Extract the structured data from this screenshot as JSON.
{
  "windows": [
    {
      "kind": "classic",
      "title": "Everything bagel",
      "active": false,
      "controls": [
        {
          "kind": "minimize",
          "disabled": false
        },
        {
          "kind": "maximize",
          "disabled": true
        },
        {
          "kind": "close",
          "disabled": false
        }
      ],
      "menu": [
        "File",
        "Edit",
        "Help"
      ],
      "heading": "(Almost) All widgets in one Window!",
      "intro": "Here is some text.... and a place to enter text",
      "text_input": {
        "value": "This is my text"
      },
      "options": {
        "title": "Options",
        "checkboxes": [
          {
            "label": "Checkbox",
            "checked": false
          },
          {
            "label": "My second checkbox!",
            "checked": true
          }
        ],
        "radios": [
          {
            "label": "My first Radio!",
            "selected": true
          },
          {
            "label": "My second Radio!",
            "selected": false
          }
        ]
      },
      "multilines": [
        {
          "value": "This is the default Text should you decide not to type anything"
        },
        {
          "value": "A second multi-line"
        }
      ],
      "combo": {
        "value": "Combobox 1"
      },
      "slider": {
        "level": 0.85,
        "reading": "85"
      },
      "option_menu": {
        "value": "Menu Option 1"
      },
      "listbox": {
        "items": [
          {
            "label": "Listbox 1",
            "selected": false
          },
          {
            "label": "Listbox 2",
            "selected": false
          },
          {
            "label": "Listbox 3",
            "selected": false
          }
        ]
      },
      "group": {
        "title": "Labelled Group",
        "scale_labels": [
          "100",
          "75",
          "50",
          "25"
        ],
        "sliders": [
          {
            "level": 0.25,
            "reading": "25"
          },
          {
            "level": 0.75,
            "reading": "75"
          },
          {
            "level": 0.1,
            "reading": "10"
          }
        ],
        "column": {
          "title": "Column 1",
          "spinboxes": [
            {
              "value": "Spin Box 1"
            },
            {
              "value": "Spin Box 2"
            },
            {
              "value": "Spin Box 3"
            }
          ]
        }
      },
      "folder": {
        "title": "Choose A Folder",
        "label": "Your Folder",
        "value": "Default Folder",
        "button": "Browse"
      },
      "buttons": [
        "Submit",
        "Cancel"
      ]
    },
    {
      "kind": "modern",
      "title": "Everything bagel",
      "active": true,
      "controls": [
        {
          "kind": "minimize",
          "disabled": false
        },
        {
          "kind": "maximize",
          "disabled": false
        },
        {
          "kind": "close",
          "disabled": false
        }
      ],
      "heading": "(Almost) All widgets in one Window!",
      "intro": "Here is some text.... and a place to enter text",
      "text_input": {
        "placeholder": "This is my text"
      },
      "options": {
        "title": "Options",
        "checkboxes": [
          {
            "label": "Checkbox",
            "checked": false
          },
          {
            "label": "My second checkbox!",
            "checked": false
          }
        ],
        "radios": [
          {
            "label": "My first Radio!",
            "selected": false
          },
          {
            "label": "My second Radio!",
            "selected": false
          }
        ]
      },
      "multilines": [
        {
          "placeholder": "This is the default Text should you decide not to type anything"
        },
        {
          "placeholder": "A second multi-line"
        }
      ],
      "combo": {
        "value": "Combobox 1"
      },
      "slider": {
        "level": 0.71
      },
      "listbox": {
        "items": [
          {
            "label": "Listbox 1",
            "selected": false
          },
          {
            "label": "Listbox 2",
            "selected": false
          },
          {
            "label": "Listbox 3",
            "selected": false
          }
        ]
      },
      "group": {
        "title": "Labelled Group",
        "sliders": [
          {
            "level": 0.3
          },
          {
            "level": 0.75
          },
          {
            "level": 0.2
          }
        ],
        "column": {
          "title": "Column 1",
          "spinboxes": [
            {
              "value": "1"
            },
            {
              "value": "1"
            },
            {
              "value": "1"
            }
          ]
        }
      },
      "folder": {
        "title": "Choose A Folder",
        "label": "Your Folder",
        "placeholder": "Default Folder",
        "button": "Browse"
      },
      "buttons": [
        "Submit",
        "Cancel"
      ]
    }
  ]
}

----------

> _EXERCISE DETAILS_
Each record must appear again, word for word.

> _REPLY TO THE EXERCISE_
Extract the structured data from this screenshot as JSON.
{
  "windows": [
    {
      "kind": "classic",
      "title": "Everything bagel",
      "active": false,
      "controls": [
        {
          "kind": "minimize",
          "disabled": false
        },
        {
          "kind": "maximize",
          "disabled": true
        },
        {
          "kind": "close",
          "disabled": false
        }
      ],
      "menu": [
        "File",
        "Edit",
        "Help"
      ],
      "heading": "(Almost) All widgets in one Window!",
      "intro": "Here is some text.... and a place to enter text",
      "text_input": {
        "value": "This is my text"
      },
      "options": {
        "title": "Options",
        "checkboxes": [
          {
            "label": "Checkbox",
            "checked": false
          },
          {
            "label": "My second checkbox!",
            "checked": true
          }
        ],
        "radios": [
          {
            "label": "My first Radio!",
            "selected": true
          },
          {
            "label": "My second Radio!",
            "selected": false
          }
        ]
      },
      "multilines": [
        {
          "value": "This is the default Text should you decide not to type anything"
        },
        {
          "value": "A second multi-line"
        }
      ],
      "combo": {
        "value": "Combobox 1"
      },
      "slider": {
        "level": 0.85,
        "reading": "85"
      },
      "option_menu": {
        "value": "Menu Option 1"
      },
      "listbox": {
        "items": [
          {
            "label": "Listbox 1",
            "selected": false
          },
          {
            "label": "Listbox 2",
            "selected": false
          },
          {
            "label": "Listbox 3",
            "selected": false
          }
        ]
      },
      "group": {
        "title": "Labelled Group",
        "scale_labels": [
          "100",
          "75",
          "50",
          "25"
        ],
        "sliders": [
          {
            "level": 0.25,
            "reading": "25"
          },
          {
            "level": 0.75,
            "reading": "75"
          },
          {
            "level": 0.1,
            "reading": "10"
          }
        ],
        "column": {
          "title": "Column 1",
          "spinboxes": [
            {
              "value": "Spin Box 1"
            },
            {
              "value": "Spin Box 2"
            },
            {
              "value": "Spin Box 3"
            }
          ]
        }
      },
      "folder": {
        "title": "Choose A Folder",
        "label": "Your Folder",
        "value": "Default Folder",
        "button": "Browse"
      },
      "buttons": [
        "Submit",
        "Cancel"
      ]
    },
    {
      "kind": "modern",
      "title": "Everything bagel",
      "active": true,
      "controls": [
        {
          "kind": "minimize",
          "disabled": false
        },
        {
          "kind": "maximize",
          "disabled": false
        },
        {
          "kind": "close",
          "disabled": false
        }
      ],
      "heading": "(Almost) All widgets in one Window!",
      "intro": "Here is some text.... and a place to enter text",
      "text_input": {
        "placeholder": "This is my text"
      },
      "options": {
        "title": "Options",
        "checkboxes": [
          {
            "label": "Checkbox",
            "checked": false
          },
          {
            "label": "My second checkbox!",
            "checked": false
          }
        ],
        "radios": [
          {
            "label": "My first Radio!",
            "selected": false
          },
          {
            "label": "My second Radio!",
            "selected": false
          }
        ]
      },
      "multilines": [
        {
          "placeholder": "This is the default Text should you decide not to type anything"
        },
        {
          "placeholder": "A second multi-line"
        }
      ],
      "combo": {
        "value": "Combobox 1"
      },
      "slider": {
        "level": 0.71
      },
      "listbox": {
        "items": [
          {
            "label": "Listbox 1",
            "selected": false
          },
          {
            "label": "Listbox 2",
            "selected": false
          },
          {
            "label": "Listbox 3",
            "selected": false
          }
        ]
      },
      "group": {
        "title": "Labelled Group",
        "sliders": [
          {
            "level": 0.3
          },
          {
            "level": 0.75
          },
          {
            "level": 0.2
          }
        ],
        "column": {
          "title": "Column 1",
          "spinboxes": [
            {
              "value": "1"
            },
            {
              "value": "1"
            },
            {
              "value": "1"
            }
          ]
        }
      },
      "folder": {
        "title": "Choose A Folder",
        "label": "Your Folder",
        "placeholder": "Default Folder",
        "button": "Browse"
      },
      "buttons": [
        "Submit",
        "Cancel"
      ]
    }
  ]
}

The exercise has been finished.